This volume is based on a detailed analysis of change in the law and in the administration of justice affecting juvenile off enders in California in the fifties and sixties. It addresses how procedural law develops on a long-term basis and under what conditions. It also examines the processes by which revolutionary changes occur in law and the extent to which social change can be directed or controlled by legislation.
Social action to revise California's juvenile court law, which had remained little changed since 1915, began in 1958. Subsequently a small group of legal reformers who perceived anomalies in the law and in the underlying philosophy of the court overcame substantial resistance to effect revolutionary revisions of the law. Lemert examines their experience to determine how changes of such magnitude could take place after decades of gradual adaptations in the juvenile courts. His study also looks into the consequences of this change on the court and related agencies of law enforcement.

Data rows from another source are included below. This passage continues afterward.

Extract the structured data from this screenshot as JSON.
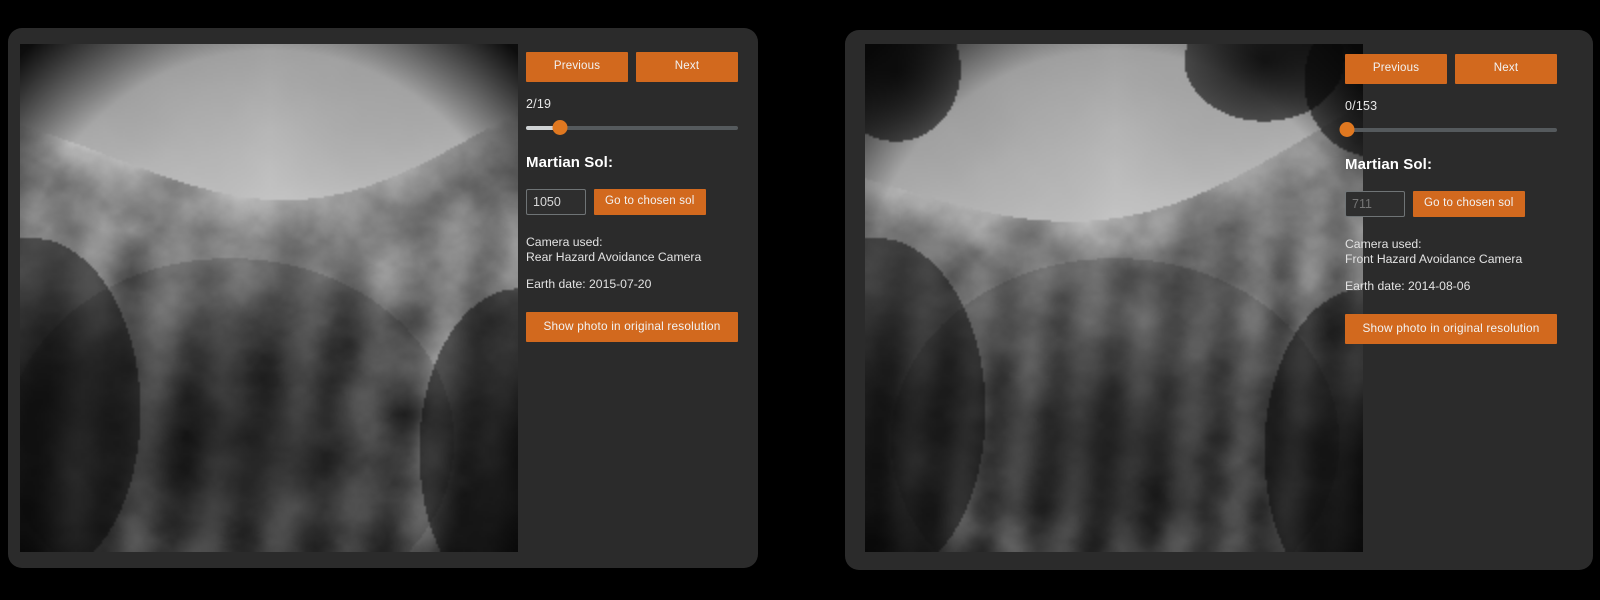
{
  "page": {
    "background_color": "#000000",
    "card_color": "#2b2b2b",
    "accent_color": "#d2691e"
  },
  "panels": [
    {
      "id": "left-panel",
      "image_alt": "Mars rover rear hazard avoidance camera photo",
      "controls": {
        "previous_label": "Previous",
        "next_label": "Next",
        "counter": "2/19",
        "slider": {
          "index": 2,
          "max": 19,
          "fill_percent": 16,
          "thumb_percent": 16
        },
        "sol_heading": "Martian Sol:",
        "sol_input_value": "1050",
        "sol_input_placeholder": "1050",
        "sol_input_is_placeholder": false,
        "go_label": "Go to chosen sol",
        "camera_label": "Camera used:",
        "camera_name": "Rear Hazard Avoidance Camera",
        "earth_date": "Earth date: 2015-07-20",
        "original_resolution_label": "Show photo in original resolution"
      }
    },
    {
      "id": "right-panel",
      "image_alt": "Mars rover front hazard avoidance camera photo",
      "controls": {
        "previous_label": "Previous",
        "next_label": "Next",
        "counter": "0/153",
        "slider": {
          "index": 0,
          "max": 153,
          "fill_percent": 0,
          "thumb_percent": 1
        },
        "sol_heading": "Martian Sol:",
        "sol_input_value": "711",
        "sol_input_placeholder": "711",
        "sol_input_is_placeholder": true,
        "go_label": "Go to chosen sol",
        "camera_label": "Camera used:",
        "camera_name": "Front Hazard Avoidance Camera",
        "earth_date": "Earth date: 2014-08-06",
        "original_resolution_label": "Show photo in original resolution"
      }
    }
  ]
}
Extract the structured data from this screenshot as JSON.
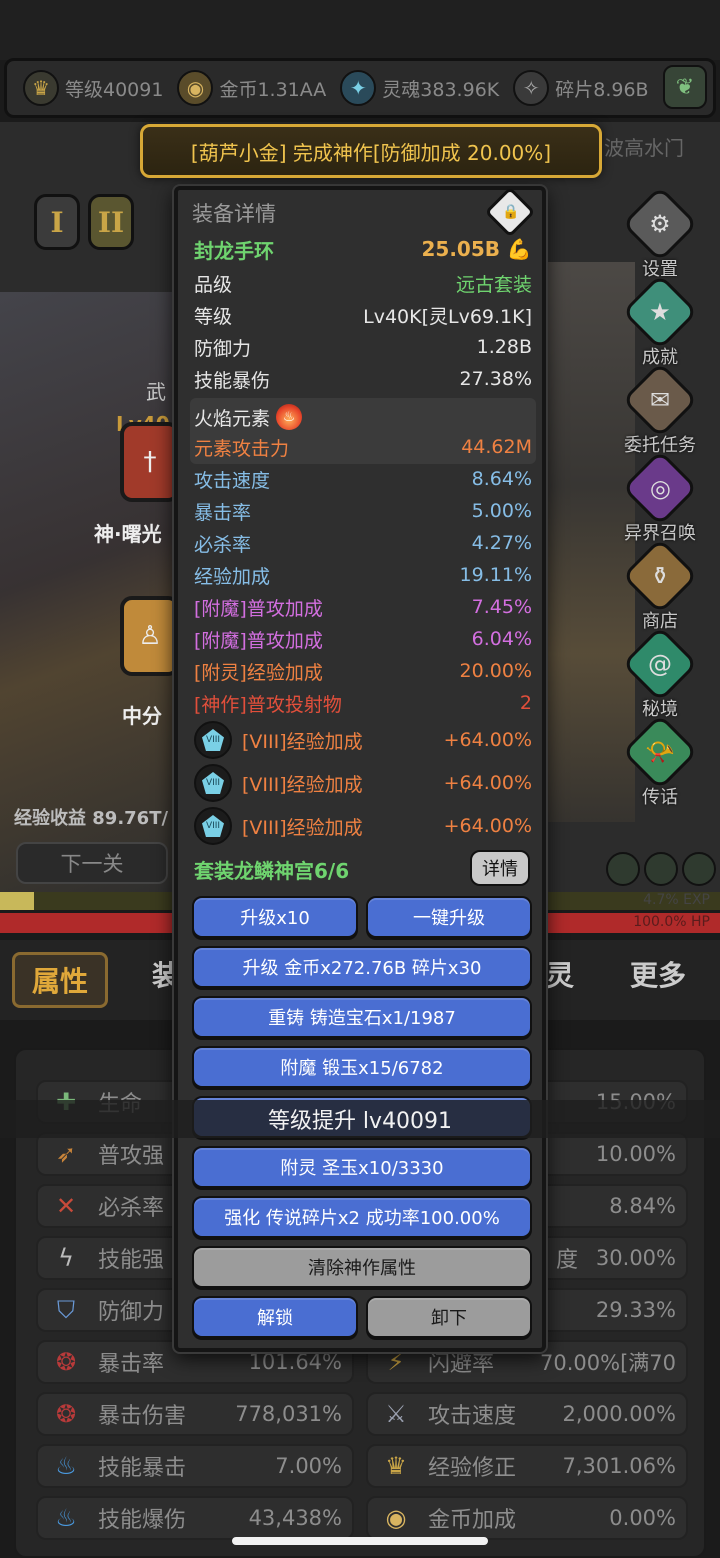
{
  "resources": {
    "level": "等级40091",
    "gold": "金币1.31AA",
    "soul": "灵魂383.96K",
    "shard": "碎片8.96B"
  },
  "scene": {
    "wave_text": "波高水门",
    "roman_1": "I",
    "roman_2": "II",
    "left_weapon_label": "武",
    "left_level": "Lv40",
    "card1_label": "神·曙光",
    "card2_label": "中分",
    "exp_income": "经验收益 89.76T/",
    "next_level_button": "下一关",
    "exp_bar": {
      "label": "4.7% EXP",
      "fraction": 0.047
    },
    "hp_bar": {
      "label": "100.0% HP",
      "fraction": 1.0
    }
  },
  "side_menu": [
    {
      "label": "设置",
      "icon": "gear-icon",
      "color": "#6a6a6a"
    },
    {
      "label": "成就",
      "icon": "star-icon",
      "color": "#3f8f7a"
    },
    {
      "label": "委托任务",
      "icon": "scroll-icon",
      "color": "#6a5a4a"
    },
    {
      "label": "异界召唤",
      "icon": "portal-icon",
      "color": "#6a3a8a"
    },
    {
      "label": "商店",
      "icon": "shop-icon",
      "color": "#8a6a3a"
    },
    {
      "label": "秘境",
      "icon": "vortex-icon",
      "color": "#2f8a6a"
    },
    {
      "label": "传话",
      "icon": "horn-icon",
      "color": "#3a8a5a"
    }
  ],
  "tabs": {
    "active": "属性",
    "t2": "装",
    "t3": "灵",
    "t4": "更多"
  },
  "stats": [
    {
      "name": "生命",
      "value": "15.00%",
      "icon": "plus-icon"
    },
    {
      "name": "普攻强",
      "value": "10.00%",
      "icon": "claw-icon"
    },
    {
      "name": "必杀率",
      "value": "8.84%",
      "icon": "slash-icon"
    },
    {
      "name": "技能强",
      "value": "30.00%",
      "right_name": "度",
      "icon": "bolt-icon"
    },
    {
      "name": "防御力",
      "value": "29.33%",
      "icon": "shield-icon"
    },
    {
      "name": "暴击率",
      "value": "101.64%",
      "right_name": "闪避率",
      "right_value": "70.00%[满70",
      "icon": "crit-icon"
    },
    {
      "name": "暴击伤害",
      "value": "778,031%",
      "right_name": "攻击速度",
      "right_value": "2,000.00%",
      "icon": "crit-damage-icon"
    },
    {
      "name": "技能暴击",
      "value": "7.00%",
      "right_name": "经验修正",
      "right_value": "7,301.06%",
      "icon": "flame-blue-icon"
    },
    {
      "name": "技能爆伤",
      "value": "43,438%",
      "right_name": "金币加成",
      "right_value": "0.00%",
      "icon": "flame-blue2-icon"
    }
  ],
  "banner": "[葫芦小金] 完成神作[防御加成 20.00%]",
  "equip": {
    "title": "装备详情",
    "name": "封龙手环",
    "power": "25.05B",
    "rows": [
      {
        "k": "品级",
        "v": "远古套装",
        "color": "green"
      },
      {
        "k": "等级",
        "v": "Lv40K[灵Lv69.1K]",
        "color": "white"
      },
      {
        "k": "防御力",
        "v": "1.28B",
        "color": "white"
      },
      {
        "k": "技能暴伤",
        "v": "27.38%",
        "color": "white"
      }
    ],
    "element": {
      "name": "火焰元素",
      "k": "元素攻击力",
      "v": "44.62M"
    },
    "attrs": [
      {
        "k": "攻击速度",
        "v": "8.64%",
        "color": "blue"
      },
      {
        "k": "暴击率",
        "v": "5.00%",
        "color": "blue"
      },
      {
        "k": "必杀率",
        "v": "4.27%",
        "color": "blue"
      },
      {
        "k": "经验加成",
        "v": "19.11%",
        "color": "blue"
      },
      {
        "k": "[附魔]普攻加成",
        "v": "7.45%",
        "color": "purple"
      },
      {
        "k": "[附魔]普攻加成",
        "v": "6.04%",
        "color": "purple"
      },
      {
        "k": "[附灵]经验加成",
        "v": "20.00%",
        "color": "orange"
      },
      {
        "k": "[神作]普攻投射物",
        "v": "2",
        "color": "red"
      }
    ],
    "gems": [
      {
        "k": "[VIII]经验加成",
        "v": "+64.00%"
      },
      {
        "k": "[VIII]经验加成",
        "v": "+64.00%"
      },
      {
        "k": "[VIII]经验加成",
        "v": "+64.00%"
      }
    ],
    "set_name": "套装龙鳞神宫6/6",
    "detail_button": "详情",
    "buttons": {
      "upgrade10": "升级x10",
      "oneclick": "一键升级",
      "upgrade": "升级 金币x272.76B 碎片x30",
      "reforge": "重铸 铸造宝石x1/1987",
      "enchant": "附魔 锻玉x15/6782",
      "spirit": "附灵 圣玉x10/3330",
      "strengthen": "强化 传说碎片x2 成功率100.00%",
      "clear": "清除神作属性",
      "unlock": "解锁",
      "unequip": "卸下"
    }
  },
  "toast": "等级提升 lv40091"
}
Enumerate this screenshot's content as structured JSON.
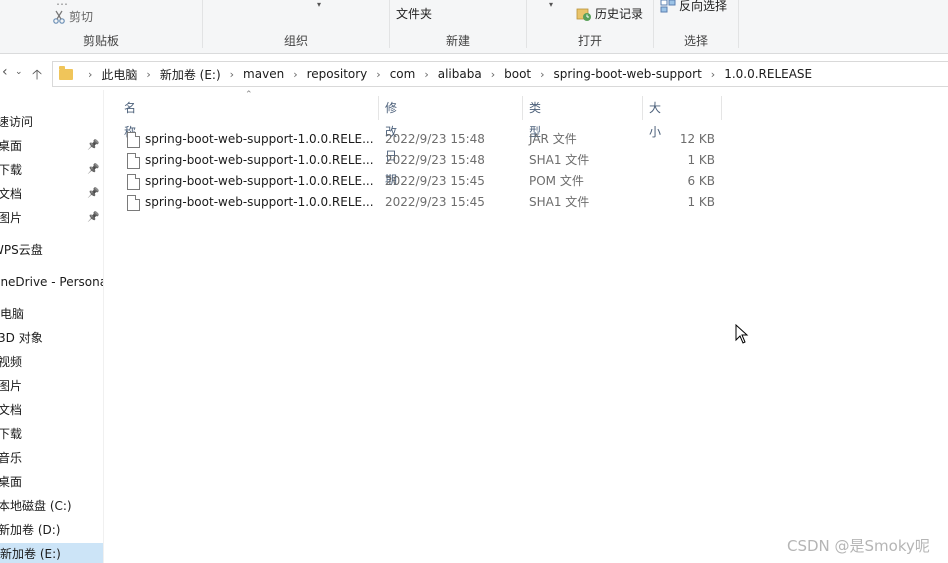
{
  "ribbon": {
    "clipboard": {
      "partial_top": "…",
      "cut_label": "剪切",
      "group_label": "剪贴板"
    },
    "organize": {
      "group_label": "组织"
    },
    "new": {
      "folder_label": "文件夹",
      "group_label": "新建"
    },
    "open": {
      "history_label": "历史记录",
      "group_label": "打开"
    },
    "select": {
      "invert_label": "反向选择",
      "group_label": "选择"
    }
  },
  "address": {
    "crumbs": [
      "此电脑",
      "新加卷 (E:)",
      "maven",
      "repository",
      "com",
      "alibaba",
      "boot",
      "spring-boot-web-support",
      "1.0.0.RELEASE"
    ]
  },
  "navpane": {
    "items": [
      {
        "label": "快速访问",
        "pinned": false,
        "selected": false
      },
      {
        "label": "桌面",
        "pinned": true,
        "selected": false
      },
      {
        "label": "下载",
        "pinned": true,
        "selected": false
      },
      {
        "label": "文档",
        "pinned": true,
        "selected": false
      },
      {
        "label": "图片",
        "pinned": true,
        "selected": false
      },
      {
        "label": "WPS云盘",
        "pinned": false,
        "selected": false
      },
      {
        "label": "OneDrive - Personal",
        "pinned": false,
        "selected": false
      },
      {
        "label": "此电脑",
        "pinned": false,
        "selected": false
      },
      {
        "label": "3D 对象",
        "pinned": false,
        "selected": false
      },
      {
        "label": "视频",
        "pinned": false,
        "selected": false
      },
      {
        "label": "图片",
        "pinned": false,
        "selected": false
      },
      {
        "label": "文档",
        "pinned": false,
        "selected": false
      },
      {
        "label": "下载",
        "pinned": false,
        "selected": false
      },
      {
        "label": "音乐",
        "pinned": false,
        "selected": false
      },
      {
        "label": "桌面",
        "pinned": false,
        "selected": false
      },
      {
        "label": "本地磁盘 (C:)",
        "pinned": false,
        "selected": false
      },
      {
        "label": "新加卷 (D:)",
        "pinned": false,
        "selected": false
      },
      {
        "label": "新加卷 (E:)",
        "pinned": false,
        "selected": true
      }
    ]
  },
  "columns": {
    "name": "名称",
    "date": "修改日期",
    "type": "类型",
    "size": "大小"
  },
  "files": [
    {
      "name": "spring-boot-web-support-1.0.0.RELE...",
      "date": "2022/9/23 15:48",
      "type": "JAR 文件",
      "size": "12 KB"
    },
    {
      "name": "spring-boot-web-support-1.0.0.RELE...",
      "date": "2022/9/23 15:48",
      "type": "SHA1 文件",
      "size": "1 KB"
    },
    {
      "name": "spring-boot-web-support-1.0.0.RELE...",
      "date": "2022/9/23 15:45",
      "type": "POM 文件",
      "size": "6 KB"
    },
    {
      "name": "spring-boot-web-support-1.0.0.RELE...",
      "date": "2022/9/23 15:45",
      "type": "SHA1 文件",
      "size": "1 KB"
    }
  ],
  "watermark": "CSDN @是Smoky呢",
  "colors": {
    "selection": "#cce4f7",
    "header_text": "#4c607a",
    "folder": "#f0c55a"
  }
}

The author sets forth a socio-legal theory of change-a conception of paradigms, normal evolution, and revolution in law. He applies this theory to data, with special attention to the resistance to legal change and the processes by which it gives way to the adaptive process of normal law. Lemert discusses the substantive aspects of juvenile law as it relates to human affect and meaning, touching on the existential elements of justice. Professionals dealing with juveniles, legal scholars, sociologists, and political scientists will find this book, with its emphasis on how to achieve more equitable administration of juvenile justice, has much to contribute to our understanding of the dynamics of social change.